One more step in a lot of right directions.
The Ministry of Defence has unveiled its prototype unmanned combat air vehicle (UCAV)…
Defence Minister Gerald Howarth said it was a “truly trailblazing project” and featured “the best of our nation’s advanced design and technology”. The aircraft is due to begin flight trials early next year.
Named after the Celtic god of thunder, Taranis is the first step in the development of unmanned strike aircraft, capable of penetrating enemy territory. Unmanned aircraft carrying weapons are already used in service, such as the MQ-1 Predator which carries Hellfire missiles, although these are only suitable for use where the airspace is under allied control.
“This is the next generation of combat aircraft and flight trials will begin next year,” Sqn Ldr Bruno Wood told BBC News. “It’s a technology demonstrator that could be used as a testbed which may form further potential solutions to the RAF,” he added.
The issue of “writing the pilot” out of the aircraft equation has long been a controversial topic, more so since the first unmanned aerial vehicle (UAV) went into active service…
Peter Felstead, editor of Jane’s Defence Weekly, told BBC News that the development of UAVs paralleled the development of the first manned aircraft during World War I.
“First they were used for reconnaissance, then they were armed for bombing and ground attack missions and they eventually became air-to-air combat craft,” he said.
“This is the first step for the UK. This isn’t an aircraft that will go into service, it’s a tech demo, but it will prove technologies, demonstrate capabilities and inform the direction we [the UK] are going in.”
They might have called it the Terminator, eh? We know how they turned out.
Wonder what DARPA is doing down this alley?
NASA pilots and flight engineers, together with colleagues from the National Oceanic and Atmospheric Administration (NOAA), have successfully completed the first science flight of the Global Hawk unpiloted aircraft system over the Pacific Ocean. The flight was the first of five scheduled for this month’s Global Hawk Pacific (GloPac) mission to study atmospheric science over the Pacific and Arctic oceans.
The Global Hawk is a robotic plane that can fly autonomously to altitudes above 60,000 feet — roughly twice as high as a commercial airliner — and as far as 11,000 nautical miles — half the circumference of Earth. Operators pre-program a flight path, and then the plane flies itself for as long as 30 hours, staying in contact through satellite and line-of-site communications to the ground control station at NASA’s Dryden Flight Research Center in California’s Mojave Desert.

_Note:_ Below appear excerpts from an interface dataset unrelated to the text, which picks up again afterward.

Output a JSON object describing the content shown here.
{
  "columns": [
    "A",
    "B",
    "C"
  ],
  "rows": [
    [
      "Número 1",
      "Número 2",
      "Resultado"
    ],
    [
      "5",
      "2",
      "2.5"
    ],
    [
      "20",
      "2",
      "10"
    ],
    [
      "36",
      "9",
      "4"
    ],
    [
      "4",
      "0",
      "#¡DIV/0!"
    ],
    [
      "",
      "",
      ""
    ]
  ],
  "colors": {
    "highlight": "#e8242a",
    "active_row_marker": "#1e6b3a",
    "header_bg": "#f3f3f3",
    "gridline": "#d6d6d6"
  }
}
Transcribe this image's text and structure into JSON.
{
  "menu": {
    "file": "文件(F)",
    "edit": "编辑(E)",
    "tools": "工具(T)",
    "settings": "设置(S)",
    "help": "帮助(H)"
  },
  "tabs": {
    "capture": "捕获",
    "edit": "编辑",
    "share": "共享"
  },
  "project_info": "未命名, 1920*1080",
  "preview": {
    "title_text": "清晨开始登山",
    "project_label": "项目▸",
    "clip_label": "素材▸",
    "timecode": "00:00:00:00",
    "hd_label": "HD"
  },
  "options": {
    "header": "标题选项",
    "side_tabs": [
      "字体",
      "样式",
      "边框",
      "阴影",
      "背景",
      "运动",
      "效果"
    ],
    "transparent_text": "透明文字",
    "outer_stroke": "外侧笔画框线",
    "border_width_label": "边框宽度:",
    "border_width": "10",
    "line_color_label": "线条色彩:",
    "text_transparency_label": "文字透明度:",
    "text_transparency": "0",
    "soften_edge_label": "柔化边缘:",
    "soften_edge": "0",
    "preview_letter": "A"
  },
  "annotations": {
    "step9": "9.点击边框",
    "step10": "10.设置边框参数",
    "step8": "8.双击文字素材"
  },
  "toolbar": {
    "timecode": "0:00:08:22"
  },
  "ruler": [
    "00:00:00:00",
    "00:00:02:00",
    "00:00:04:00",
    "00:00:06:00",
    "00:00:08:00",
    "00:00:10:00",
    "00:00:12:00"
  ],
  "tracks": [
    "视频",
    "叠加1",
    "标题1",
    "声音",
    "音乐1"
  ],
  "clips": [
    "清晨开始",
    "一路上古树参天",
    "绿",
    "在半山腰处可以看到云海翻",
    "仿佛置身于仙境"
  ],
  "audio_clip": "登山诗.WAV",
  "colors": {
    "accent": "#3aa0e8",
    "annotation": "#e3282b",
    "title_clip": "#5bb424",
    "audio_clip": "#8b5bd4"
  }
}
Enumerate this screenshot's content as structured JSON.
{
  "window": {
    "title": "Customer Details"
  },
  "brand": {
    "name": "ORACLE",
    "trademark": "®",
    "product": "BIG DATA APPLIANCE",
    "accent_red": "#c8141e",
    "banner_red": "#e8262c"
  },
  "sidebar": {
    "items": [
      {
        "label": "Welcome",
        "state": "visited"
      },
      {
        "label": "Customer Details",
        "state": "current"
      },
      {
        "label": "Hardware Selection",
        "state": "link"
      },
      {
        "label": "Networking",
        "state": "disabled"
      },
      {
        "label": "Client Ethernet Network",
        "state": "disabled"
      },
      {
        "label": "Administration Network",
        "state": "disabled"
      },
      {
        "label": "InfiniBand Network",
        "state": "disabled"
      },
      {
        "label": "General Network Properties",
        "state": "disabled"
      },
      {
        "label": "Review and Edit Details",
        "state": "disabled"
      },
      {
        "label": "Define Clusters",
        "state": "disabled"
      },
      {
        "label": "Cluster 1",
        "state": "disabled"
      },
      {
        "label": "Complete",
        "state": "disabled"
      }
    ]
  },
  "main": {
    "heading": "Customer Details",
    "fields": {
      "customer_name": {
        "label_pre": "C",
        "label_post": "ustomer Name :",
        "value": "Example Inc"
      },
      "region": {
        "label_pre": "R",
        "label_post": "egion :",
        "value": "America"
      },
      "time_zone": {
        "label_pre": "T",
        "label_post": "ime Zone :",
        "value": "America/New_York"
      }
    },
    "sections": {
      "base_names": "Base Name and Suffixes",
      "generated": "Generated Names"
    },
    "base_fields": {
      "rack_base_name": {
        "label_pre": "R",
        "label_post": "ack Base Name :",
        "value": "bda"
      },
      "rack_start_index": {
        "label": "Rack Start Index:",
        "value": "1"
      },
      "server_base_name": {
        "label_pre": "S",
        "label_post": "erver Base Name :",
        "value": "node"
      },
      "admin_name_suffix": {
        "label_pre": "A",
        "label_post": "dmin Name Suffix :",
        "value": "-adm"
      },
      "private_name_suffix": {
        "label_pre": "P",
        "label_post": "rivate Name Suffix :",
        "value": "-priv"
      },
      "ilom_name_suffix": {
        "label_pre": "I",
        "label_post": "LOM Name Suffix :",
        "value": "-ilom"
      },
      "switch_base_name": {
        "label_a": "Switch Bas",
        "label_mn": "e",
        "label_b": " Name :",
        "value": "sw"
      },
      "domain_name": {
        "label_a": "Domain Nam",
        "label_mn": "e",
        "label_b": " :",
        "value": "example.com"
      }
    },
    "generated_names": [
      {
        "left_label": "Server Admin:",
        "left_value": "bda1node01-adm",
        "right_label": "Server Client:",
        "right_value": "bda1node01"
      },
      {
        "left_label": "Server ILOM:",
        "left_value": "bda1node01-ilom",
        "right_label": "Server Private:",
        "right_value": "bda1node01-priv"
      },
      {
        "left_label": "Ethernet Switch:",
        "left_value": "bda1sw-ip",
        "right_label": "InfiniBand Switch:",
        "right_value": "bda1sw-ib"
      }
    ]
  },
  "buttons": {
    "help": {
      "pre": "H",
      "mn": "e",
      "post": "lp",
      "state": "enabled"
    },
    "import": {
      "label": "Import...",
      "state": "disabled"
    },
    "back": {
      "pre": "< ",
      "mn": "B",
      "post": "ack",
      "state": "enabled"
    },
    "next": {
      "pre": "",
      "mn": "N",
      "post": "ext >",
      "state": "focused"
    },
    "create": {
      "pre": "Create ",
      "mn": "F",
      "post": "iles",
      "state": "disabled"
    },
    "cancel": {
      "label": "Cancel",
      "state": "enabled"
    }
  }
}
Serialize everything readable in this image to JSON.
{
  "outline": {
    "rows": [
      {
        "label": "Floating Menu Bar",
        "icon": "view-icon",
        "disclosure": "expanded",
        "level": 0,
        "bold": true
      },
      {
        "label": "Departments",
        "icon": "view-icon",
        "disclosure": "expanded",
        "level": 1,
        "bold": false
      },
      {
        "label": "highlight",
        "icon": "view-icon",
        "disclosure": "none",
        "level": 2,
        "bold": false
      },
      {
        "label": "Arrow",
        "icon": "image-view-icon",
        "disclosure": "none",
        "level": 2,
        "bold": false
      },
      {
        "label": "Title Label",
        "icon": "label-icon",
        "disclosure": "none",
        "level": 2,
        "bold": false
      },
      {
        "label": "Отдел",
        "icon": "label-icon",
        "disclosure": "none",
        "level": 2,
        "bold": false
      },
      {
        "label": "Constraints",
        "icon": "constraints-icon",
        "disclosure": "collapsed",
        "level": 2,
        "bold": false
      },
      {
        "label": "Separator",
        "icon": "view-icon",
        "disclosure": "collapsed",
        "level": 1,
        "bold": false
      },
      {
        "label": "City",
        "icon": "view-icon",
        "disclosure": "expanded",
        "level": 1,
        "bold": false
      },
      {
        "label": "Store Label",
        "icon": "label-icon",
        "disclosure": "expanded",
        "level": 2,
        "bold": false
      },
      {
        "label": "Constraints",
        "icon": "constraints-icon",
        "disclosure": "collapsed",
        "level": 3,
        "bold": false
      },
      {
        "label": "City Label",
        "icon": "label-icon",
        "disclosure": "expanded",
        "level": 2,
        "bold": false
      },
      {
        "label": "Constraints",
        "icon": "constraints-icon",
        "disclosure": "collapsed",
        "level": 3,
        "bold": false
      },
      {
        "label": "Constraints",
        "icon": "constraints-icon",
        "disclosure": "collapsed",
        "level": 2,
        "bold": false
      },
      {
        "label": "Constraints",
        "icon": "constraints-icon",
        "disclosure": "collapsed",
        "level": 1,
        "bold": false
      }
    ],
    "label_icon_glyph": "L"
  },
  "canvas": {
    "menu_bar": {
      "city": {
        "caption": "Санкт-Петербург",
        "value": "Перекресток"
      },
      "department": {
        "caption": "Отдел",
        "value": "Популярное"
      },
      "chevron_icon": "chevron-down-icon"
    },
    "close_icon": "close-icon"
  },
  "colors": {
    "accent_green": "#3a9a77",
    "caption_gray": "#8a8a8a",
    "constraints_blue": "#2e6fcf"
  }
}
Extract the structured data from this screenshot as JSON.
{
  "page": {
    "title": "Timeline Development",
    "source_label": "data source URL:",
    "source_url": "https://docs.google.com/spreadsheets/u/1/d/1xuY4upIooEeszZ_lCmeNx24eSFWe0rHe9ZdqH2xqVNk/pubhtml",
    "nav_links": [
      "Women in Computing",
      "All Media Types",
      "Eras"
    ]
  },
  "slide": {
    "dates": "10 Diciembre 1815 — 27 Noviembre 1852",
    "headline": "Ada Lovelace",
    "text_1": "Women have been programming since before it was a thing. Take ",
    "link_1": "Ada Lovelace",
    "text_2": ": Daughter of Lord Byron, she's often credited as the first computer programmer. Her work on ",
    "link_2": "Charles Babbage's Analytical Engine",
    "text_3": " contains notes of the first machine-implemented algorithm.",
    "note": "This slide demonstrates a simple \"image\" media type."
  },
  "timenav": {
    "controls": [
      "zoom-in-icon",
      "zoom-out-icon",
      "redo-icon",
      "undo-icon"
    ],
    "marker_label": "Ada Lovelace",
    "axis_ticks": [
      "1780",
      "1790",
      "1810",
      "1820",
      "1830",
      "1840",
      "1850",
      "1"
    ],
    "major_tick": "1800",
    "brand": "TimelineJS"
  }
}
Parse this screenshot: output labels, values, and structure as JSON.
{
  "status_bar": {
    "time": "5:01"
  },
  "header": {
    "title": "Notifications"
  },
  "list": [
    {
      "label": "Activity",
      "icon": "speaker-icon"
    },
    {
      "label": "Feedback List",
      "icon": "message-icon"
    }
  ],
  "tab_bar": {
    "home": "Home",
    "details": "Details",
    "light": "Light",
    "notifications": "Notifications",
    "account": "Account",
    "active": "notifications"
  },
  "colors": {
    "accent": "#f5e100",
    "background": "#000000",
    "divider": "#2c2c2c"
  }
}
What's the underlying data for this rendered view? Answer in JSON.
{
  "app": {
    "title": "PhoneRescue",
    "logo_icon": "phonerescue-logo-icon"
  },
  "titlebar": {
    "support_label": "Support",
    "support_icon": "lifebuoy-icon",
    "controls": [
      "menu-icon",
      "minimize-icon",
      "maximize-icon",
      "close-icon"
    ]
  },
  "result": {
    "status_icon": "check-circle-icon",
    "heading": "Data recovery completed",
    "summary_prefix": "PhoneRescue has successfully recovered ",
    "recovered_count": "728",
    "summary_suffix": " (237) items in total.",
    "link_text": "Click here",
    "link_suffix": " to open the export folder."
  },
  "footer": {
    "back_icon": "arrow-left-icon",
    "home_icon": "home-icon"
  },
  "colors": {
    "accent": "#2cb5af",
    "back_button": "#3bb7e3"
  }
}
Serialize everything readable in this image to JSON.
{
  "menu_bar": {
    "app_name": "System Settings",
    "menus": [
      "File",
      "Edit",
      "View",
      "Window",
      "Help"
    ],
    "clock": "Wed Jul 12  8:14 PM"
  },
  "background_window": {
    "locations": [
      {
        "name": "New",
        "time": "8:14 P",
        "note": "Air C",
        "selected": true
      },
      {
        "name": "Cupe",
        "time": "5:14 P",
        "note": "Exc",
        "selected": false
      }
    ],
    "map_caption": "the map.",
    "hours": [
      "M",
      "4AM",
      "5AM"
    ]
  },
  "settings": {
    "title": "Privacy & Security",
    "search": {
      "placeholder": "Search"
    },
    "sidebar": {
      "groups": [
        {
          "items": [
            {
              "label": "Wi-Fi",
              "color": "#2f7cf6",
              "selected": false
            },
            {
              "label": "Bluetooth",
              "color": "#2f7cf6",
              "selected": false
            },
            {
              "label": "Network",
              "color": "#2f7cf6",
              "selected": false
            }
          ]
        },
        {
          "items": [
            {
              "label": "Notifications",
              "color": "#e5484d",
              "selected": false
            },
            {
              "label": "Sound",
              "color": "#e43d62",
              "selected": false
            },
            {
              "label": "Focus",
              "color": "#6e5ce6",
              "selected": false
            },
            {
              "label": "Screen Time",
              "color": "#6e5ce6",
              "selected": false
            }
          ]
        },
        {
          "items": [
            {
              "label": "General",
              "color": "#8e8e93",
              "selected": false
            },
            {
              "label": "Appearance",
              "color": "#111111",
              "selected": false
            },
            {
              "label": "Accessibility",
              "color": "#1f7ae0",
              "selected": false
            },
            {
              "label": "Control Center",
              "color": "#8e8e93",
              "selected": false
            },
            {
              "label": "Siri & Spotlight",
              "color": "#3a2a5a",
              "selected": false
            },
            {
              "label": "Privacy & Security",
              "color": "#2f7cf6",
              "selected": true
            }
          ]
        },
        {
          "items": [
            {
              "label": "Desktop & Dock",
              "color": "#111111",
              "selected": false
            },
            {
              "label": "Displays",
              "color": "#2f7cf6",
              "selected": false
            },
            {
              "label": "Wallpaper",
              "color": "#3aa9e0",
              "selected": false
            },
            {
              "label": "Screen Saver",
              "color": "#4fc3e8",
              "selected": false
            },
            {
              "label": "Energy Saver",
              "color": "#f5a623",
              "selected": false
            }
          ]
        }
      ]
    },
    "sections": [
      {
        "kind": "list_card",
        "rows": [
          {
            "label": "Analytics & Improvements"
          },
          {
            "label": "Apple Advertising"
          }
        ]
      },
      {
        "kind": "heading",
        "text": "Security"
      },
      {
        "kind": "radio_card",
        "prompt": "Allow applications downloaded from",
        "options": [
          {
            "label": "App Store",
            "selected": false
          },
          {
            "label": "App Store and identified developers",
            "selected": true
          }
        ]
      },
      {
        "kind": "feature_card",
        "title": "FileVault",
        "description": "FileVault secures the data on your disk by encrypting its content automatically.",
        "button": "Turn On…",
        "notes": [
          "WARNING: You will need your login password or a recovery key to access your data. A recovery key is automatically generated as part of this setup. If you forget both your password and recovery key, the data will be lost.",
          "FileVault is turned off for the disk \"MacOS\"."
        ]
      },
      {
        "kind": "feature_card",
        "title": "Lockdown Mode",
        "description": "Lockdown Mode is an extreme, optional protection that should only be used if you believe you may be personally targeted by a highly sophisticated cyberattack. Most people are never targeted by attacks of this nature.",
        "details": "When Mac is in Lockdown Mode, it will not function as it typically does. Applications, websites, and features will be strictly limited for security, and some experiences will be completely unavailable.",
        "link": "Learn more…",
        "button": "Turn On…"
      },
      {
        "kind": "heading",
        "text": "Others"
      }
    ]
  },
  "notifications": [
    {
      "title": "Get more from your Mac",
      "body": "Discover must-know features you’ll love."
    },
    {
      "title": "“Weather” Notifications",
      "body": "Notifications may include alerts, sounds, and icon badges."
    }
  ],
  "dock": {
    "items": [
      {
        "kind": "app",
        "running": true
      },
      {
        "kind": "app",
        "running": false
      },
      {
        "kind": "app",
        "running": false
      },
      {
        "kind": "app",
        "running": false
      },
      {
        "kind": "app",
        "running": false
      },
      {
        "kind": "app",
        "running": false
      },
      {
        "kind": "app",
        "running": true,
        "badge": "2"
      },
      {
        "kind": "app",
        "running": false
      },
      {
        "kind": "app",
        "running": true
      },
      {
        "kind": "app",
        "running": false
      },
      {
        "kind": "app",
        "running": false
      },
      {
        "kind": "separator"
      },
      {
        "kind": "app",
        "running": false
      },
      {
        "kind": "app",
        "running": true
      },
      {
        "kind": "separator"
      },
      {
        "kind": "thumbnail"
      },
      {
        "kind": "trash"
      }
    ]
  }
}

“The Global Hawk is a revolutionary aircraft for science because of its enormous range and endurance,” said Paul Newman, co-mission scientist for GloPac and an atmospheric scientist from NASA’s Goddard Space Flight Center, Greenbelt, Md. “No other science platform provides this much range and time to sample rapidly evolving atmospheric phenomena. This mission is our first opportunity to demonstrate the unique capabilities of this plane, while gathering atmospheric data in a region that is poorly sampled.”
GloPac researchers will directly measure and sample greenhouse gases, ozone-depleting substances, aerosols, and constituents of air quality in the upper troposphere and lower stratosphere…
The aircraft can then take off, fly its mission, and land without any additional pilot or scientist intervention. Though the plane is designed to fly on its own, pilots can change course or altitude based on the atmospheric phenomena ahead. Researchers also have the ability to command and control their instruments from the ground.
Truly an advancement. Saving on weight and life support for a pilot and/or crew alone is worth an enormous increase in range and duration of research flights.
RTFA for lots more detail – and direction of research.